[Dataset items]
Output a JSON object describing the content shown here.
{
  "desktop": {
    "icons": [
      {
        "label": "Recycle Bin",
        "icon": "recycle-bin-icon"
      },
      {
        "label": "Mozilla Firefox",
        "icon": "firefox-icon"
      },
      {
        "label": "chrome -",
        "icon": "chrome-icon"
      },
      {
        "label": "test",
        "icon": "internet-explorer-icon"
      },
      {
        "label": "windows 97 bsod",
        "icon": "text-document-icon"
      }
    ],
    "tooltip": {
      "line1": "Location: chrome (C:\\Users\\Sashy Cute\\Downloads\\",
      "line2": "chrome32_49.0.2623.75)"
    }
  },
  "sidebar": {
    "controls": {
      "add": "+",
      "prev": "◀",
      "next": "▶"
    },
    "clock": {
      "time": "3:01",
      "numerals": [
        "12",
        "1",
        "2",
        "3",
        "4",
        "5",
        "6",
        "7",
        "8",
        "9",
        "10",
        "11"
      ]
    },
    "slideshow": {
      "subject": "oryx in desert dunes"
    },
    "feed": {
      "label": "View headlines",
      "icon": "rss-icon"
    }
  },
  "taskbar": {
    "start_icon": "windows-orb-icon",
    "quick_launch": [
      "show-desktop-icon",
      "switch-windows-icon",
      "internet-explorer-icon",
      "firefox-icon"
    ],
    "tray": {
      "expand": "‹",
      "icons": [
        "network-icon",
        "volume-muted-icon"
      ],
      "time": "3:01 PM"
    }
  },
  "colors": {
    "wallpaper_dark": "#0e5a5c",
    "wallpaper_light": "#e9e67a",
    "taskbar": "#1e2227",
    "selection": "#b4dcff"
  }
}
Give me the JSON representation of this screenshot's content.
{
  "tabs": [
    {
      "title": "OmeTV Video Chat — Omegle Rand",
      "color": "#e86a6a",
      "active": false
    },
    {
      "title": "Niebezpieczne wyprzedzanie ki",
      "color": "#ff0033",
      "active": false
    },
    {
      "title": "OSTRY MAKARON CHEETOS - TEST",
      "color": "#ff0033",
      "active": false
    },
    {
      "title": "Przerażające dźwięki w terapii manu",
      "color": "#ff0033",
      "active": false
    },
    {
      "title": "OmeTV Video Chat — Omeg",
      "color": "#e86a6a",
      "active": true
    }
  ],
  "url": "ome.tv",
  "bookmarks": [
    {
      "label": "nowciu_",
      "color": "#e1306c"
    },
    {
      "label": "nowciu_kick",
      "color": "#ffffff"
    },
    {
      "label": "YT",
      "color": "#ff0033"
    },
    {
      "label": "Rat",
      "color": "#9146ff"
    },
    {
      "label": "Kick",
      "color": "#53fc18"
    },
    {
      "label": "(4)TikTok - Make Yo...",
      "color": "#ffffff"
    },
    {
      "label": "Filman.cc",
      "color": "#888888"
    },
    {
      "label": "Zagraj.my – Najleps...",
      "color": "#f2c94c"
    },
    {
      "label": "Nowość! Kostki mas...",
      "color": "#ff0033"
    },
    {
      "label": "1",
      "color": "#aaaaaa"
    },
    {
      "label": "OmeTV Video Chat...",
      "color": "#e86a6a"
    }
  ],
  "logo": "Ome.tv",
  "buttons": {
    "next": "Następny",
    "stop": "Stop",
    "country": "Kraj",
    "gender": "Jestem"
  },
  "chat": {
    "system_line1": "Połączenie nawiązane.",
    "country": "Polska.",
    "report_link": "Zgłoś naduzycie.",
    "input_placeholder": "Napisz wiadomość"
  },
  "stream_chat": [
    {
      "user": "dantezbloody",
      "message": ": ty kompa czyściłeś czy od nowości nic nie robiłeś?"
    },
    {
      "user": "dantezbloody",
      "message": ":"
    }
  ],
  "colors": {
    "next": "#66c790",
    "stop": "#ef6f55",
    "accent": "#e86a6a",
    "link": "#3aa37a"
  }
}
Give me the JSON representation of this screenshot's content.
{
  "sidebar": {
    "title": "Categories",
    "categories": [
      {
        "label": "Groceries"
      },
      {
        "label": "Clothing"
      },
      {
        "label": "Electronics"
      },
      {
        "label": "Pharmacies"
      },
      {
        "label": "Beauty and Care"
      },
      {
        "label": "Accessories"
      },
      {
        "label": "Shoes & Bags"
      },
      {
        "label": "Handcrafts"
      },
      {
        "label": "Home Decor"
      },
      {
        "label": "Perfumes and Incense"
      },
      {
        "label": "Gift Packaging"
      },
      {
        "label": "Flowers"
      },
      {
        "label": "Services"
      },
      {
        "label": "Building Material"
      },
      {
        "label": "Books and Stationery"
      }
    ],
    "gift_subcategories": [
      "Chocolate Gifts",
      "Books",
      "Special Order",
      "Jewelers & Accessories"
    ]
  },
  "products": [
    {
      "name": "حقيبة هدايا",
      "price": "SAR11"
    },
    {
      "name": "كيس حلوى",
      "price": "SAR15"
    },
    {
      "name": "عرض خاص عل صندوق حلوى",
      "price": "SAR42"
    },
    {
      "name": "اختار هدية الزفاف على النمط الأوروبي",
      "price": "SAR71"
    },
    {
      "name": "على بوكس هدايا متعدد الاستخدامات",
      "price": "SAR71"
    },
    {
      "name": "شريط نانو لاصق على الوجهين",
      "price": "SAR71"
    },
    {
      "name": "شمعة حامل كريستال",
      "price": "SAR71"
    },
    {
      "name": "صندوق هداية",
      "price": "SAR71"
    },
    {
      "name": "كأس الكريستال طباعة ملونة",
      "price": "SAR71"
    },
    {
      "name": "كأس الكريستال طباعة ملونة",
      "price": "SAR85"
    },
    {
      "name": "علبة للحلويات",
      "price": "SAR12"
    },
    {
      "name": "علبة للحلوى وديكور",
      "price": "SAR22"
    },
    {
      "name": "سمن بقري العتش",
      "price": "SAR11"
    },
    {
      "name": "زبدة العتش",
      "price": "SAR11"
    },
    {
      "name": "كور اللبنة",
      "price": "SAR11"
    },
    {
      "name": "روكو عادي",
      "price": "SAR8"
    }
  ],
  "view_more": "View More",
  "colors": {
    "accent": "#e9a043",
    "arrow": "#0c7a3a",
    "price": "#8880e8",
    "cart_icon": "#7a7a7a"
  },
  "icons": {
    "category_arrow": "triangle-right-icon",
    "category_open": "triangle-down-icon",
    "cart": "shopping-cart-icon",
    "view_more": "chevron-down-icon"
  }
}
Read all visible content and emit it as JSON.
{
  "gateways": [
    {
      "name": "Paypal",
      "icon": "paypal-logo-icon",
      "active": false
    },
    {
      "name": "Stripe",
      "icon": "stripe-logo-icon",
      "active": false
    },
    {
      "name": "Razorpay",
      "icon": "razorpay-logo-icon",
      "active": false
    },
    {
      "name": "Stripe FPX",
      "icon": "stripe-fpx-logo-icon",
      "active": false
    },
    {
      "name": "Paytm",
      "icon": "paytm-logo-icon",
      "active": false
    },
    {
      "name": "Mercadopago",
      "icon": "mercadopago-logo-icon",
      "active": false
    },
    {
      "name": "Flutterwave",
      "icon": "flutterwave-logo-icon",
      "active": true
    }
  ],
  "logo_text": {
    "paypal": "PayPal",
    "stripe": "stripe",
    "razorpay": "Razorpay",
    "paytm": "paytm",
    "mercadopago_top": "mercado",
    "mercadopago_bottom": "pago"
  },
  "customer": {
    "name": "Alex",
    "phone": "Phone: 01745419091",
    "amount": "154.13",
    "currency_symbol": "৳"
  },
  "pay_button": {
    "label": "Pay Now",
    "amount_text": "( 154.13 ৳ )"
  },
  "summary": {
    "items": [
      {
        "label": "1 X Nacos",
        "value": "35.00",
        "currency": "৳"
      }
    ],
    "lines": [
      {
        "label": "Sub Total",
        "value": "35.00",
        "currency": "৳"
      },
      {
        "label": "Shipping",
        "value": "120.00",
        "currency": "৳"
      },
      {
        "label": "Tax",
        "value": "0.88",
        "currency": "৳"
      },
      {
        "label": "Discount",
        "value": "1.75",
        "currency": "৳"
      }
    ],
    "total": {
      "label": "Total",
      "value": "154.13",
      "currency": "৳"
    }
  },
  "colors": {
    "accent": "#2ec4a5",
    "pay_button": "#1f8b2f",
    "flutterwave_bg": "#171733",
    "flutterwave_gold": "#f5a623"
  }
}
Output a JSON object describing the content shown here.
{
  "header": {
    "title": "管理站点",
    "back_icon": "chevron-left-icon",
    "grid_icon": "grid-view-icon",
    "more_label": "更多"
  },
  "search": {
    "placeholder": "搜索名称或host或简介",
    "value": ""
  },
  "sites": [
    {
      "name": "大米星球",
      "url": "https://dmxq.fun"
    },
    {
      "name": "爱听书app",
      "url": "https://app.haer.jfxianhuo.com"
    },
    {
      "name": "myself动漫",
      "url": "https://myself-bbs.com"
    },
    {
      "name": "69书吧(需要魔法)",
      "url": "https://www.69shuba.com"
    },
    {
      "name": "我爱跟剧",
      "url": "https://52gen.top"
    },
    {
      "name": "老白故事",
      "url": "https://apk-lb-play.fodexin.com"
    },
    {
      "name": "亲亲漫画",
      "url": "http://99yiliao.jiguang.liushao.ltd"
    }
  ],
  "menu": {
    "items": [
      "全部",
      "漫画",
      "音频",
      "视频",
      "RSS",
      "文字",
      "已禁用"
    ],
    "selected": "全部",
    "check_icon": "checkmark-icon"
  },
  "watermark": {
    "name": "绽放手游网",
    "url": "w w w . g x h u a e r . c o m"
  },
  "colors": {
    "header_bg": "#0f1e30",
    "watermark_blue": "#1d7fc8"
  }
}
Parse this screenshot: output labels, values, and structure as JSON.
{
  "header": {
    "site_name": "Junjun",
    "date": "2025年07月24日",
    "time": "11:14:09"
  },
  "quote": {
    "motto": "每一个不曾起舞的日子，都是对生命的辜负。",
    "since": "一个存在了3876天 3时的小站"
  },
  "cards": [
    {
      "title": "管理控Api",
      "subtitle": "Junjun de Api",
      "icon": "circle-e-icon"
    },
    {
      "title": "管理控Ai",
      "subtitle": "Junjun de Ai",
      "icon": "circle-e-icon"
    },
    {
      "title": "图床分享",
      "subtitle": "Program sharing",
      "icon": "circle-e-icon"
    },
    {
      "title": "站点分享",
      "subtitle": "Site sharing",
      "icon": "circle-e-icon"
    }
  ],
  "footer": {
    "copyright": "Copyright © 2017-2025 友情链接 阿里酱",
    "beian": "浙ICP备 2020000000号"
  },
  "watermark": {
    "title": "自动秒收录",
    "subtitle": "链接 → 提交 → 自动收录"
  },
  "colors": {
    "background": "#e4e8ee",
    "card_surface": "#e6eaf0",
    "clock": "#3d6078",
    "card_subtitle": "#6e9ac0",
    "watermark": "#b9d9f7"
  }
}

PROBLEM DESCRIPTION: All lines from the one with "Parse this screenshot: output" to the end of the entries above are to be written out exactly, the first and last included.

WRITTEN REPLY:
Parse this screenshot: output labels, values, and structure as JSON.
{
  "header": {
    "site_name": "Junjun",
    "date": "2025年07月24日",
    "time": "11:14:09"
  },
  "quote": {
    "motto": "每一个不曾起舞的日子，都是对生命的辜负。",
    "since": "一个存在了3876天 3时的小站"
  },
  "cards": [
    {
      "title": "管理控Api",
      "subtitle": "Junjun de Api",
      "icon": "circle-e-icon"
    },
    {
      "title": "管理控Ai",
      "subtitle": "Junjun de Ai",
      "icon": "circle-e-icon"
    },
    {
      "title": "图床分享",
      "subtitle": "Program sharing",
      "icon": "circle-e-icon"
    },
    {
      "title": "站点分享",
      "subtitle": "Site sharing",
      "icon": "circle-e-icon"
    }
  ],
  "footer": {
    "copyright": "Copyright © 2017-2025 友情链接 阿里酱",
    "beian": "浙ICP备 2020000000号"
  },
  "watermark": {
    "title": "自动秒收录",
    "subtitle": "链接 → 提交 → 自动收录"
  },
  "colors": {
    "background": "#e4e8ee",
    "card_surface": "#e6eaf0",
    "clock": "#3d6078",
    "card_subtitle": "#6e9ac0",
    "watermark": "#b9d9f7"
  }
}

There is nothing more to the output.